Playboy.com: Have you ever had any supernatural experiences?

Wigmore: Well, we used to do, this is really shit, but we used to do séances, as you do when you’re like 13. You know, you’re doing Ouija boards and someone is moving it and shit, but we did a séance once, and again this is so dumb, in a church. It’s so bad but it was fucking amazing. We had all the candles in a row and all of them blew out and we lost our fucking minds. We ran out screaming and thought things were flying at us; we were probably throwing shit around at each other. I’ve done a few séances in my life and some kind of crazy stuff has happened during those, but you never really know if it’s just your mates pulling tricks on you.

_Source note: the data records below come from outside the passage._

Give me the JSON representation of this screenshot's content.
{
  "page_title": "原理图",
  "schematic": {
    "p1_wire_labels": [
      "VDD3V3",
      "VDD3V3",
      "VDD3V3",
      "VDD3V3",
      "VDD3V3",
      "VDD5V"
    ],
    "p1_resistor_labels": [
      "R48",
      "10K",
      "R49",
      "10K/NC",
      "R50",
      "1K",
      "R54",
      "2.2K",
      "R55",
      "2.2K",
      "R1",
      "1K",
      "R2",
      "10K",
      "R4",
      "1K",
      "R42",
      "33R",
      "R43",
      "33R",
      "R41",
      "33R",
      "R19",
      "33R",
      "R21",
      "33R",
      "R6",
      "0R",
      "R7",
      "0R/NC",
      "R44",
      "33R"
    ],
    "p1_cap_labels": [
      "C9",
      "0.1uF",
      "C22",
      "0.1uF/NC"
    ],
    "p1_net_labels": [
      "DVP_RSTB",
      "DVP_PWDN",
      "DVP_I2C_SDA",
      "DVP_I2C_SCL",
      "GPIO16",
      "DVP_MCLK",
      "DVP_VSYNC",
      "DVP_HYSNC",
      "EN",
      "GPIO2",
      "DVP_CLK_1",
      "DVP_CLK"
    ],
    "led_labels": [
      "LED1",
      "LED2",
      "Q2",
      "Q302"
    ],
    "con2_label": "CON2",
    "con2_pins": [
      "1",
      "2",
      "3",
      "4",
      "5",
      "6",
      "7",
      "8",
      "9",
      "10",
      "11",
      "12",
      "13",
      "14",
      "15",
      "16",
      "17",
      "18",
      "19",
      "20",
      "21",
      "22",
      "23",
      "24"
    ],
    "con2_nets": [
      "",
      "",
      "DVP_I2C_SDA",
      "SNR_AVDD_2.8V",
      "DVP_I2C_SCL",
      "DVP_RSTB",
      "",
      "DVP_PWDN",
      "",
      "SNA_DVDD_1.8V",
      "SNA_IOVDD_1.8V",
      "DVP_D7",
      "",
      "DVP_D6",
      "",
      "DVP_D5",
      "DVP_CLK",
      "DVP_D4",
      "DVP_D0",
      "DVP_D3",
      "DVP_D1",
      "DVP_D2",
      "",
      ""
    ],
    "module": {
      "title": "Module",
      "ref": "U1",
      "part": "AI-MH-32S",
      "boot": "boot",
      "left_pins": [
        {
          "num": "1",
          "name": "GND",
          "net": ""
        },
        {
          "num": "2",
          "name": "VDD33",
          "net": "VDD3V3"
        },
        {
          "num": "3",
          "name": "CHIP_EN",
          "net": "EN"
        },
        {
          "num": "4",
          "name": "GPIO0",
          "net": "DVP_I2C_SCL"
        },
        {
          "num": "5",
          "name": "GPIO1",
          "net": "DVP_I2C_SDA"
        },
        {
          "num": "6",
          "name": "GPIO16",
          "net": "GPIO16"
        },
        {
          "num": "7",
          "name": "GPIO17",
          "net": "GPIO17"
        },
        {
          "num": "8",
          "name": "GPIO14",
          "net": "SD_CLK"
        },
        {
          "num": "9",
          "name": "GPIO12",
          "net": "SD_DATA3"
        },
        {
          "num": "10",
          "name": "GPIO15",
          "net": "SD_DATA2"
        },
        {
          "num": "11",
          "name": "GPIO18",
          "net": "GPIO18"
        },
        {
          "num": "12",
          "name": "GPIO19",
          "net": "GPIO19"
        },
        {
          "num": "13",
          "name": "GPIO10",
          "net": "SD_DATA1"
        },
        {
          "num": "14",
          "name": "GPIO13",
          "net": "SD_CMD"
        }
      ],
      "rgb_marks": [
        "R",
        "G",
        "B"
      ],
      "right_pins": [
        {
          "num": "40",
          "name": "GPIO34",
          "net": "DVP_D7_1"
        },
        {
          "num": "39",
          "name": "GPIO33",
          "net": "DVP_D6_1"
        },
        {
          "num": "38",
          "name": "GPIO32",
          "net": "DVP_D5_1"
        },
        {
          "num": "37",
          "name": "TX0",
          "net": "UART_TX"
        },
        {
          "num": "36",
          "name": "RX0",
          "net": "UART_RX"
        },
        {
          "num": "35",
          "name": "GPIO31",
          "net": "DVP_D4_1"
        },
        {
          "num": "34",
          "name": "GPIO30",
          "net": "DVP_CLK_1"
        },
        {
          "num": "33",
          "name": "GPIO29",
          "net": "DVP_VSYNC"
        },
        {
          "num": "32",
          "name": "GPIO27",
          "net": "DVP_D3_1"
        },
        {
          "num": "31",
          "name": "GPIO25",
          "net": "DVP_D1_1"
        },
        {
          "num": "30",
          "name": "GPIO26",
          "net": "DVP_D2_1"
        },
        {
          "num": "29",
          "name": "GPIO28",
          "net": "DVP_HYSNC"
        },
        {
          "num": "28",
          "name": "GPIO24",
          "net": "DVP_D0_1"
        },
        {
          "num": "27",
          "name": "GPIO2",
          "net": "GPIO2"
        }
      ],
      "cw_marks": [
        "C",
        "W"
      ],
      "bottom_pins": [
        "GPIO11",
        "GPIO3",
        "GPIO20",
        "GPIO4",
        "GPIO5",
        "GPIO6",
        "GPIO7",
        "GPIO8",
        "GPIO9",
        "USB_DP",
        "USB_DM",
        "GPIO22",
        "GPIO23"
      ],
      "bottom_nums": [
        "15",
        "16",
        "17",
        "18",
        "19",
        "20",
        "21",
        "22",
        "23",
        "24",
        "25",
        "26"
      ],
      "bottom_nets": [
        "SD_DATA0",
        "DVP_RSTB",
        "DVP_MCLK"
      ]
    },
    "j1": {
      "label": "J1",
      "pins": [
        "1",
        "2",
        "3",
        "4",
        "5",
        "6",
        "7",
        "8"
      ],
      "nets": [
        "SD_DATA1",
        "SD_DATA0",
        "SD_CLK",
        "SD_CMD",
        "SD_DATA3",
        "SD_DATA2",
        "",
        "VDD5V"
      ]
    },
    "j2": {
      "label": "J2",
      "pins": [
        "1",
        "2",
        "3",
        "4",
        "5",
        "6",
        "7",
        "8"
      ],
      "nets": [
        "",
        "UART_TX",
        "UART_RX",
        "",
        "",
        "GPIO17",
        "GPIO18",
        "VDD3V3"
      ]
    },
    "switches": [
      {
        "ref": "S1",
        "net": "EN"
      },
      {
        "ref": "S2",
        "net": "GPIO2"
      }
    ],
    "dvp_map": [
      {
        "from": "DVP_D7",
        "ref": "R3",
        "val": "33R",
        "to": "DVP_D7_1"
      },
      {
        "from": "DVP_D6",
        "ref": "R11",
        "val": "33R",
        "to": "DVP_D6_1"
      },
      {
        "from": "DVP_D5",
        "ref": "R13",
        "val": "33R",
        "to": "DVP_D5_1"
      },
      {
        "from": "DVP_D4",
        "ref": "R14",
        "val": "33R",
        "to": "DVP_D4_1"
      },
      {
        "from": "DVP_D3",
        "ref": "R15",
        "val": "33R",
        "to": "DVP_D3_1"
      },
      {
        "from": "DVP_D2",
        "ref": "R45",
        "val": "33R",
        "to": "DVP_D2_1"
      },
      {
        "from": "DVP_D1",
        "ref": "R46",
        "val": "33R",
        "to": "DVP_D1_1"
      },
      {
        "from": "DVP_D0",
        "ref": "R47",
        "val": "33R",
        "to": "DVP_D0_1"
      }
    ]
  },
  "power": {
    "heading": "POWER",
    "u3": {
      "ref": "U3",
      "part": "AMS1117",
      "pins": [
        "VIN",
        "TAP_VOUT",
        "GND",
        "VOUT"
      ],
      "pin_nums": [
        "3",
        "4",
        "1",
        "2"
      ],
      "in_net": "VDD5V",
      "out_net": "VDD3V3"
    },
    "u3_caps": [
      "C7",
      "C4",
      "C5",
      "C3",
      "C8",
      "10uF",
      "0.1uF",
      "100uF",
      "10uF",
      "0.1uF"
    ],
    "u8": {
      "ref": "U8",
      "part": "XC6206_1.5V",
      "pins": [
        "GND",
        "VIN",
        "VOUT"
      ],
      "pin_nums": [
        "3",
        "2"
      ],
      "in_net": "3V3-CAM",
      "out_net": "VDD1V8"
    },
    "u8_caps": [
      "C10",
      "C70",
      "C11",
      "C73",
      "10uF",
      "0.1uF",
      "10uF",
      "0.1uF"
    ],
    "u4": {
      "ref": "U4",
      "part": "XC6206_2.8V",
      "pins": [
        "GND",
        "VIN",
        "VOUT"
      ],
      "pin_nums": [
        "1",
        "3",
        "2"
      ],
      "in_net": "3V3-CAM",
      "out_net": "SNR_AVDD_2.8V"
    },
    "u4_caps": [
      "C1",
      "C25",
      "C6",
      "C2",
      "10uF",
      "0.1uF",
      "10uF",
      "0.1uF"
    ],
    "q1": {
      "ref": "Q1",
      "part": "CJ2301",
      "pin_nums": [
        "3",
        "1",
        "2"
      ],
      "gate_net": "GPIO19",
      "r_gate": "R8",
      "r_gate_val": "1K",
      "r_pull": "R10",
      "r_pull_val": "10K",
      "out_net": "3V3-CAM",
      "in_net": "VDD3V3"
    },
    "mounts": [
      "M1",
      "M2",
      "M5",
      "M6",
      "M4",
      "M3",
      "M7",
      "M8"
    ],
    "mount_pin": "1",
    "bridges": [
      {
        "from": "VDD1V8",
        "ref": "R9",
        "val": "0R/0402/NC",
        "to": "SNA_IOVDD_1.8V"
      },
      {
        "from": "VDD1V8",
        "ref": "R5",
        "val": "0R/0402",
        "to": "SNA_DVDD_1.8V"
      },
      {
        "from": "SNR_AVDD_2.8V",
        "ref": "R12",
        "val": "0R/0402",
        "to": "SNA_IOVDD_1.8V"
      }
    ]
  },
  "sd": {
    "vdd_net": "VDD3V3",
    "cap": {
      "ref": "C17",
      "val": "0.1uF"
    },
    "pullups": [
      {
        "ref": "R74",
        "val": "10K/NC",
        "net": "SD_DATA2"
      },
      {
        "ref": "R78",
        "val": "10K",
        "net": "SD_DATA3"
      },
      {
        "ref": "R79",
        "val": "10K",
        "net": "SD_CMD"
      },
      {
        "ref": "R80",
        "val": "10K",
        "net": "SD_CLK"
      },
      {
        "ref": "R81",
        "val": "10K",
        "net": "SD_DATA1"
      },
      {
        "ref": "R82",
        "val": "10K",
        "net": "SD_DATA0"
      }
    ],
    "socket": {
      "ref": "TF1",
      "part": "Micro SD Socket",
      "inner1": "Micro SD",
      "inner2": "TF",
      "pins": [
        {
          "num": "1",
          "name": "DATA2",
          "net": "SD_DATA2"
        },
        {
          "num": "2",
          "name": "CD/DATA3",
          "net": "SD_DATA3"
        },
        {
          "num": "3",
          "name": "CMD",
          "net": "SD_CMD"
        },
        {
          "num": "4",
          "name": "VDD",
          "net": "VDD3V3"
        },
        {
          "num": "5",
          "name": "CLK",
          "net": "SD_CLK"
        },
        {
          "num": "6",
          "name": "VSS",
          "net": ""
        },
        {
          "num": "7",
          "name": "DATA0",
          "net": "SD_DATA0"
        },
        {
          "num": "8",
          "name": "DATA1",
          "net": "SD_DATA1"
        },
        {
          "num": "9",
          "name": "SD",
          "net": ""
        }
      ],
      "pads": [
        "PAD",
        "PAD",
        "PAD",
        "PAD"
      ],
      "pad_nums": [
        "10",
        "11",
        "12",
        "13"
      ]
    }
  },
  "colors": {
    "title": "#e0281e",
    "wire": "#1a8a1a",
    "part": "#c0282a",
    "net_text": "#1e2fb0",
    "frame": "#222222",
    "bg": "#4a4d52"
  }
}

Playboy.com: What’s your…

Favorite food: Penne vodka.

Favorite drink: French Martinis, love it!

Most embarrassing moment: I fell off a stage once, it was absolutely mortifying, [laughs] so embarrassing. I was in New Zealand in front of probably the biggest crowd I’ve ever had, which is even worse. And I’m out there like some bloody drunk onstage, I always have a glass of red wine onstage and I had drunk it all and I reached out trying to talk to the crowd and shit and I stand out between the two monitors where it was all kind of black and I said, “Can someone fill up my wine glass?” and I stepped out on what I thought was a fucking stage and there was nothing there. I stepped off and dropped two meters, about an inch away from the security bar, absolutely mortified. [laughs] Everyone is screaming and hysterical and I get lifted back up and had to finish the show with my bruised prostitute legs, absolutely horrible.

Worst pickup line: I don’t get picked up all too often; I think I’m a bit too scary or something, [laughs] but I’ve had that “I think I know you from somewhere” and me being me I just say, “No, I’ve never met you before in my life.” And they keep going with, “No, I have!” and I just say, “No, I have never met you, sir. I’m not going to talk to you anymore.” I think I’m too honest and mean so they can’t get too far.

First memory of Playboy: I think it would have to be from my brother: he used to buy all the sexy mags and Playboy was on his list of things to do as a teen boy so I remember finding a stash once, and I’m also very sure I told Mom about it because I’m a dick younger sister. But it’s cool, you always hear about Hugh Hefner and all the extravagant parties and you hope to go one day!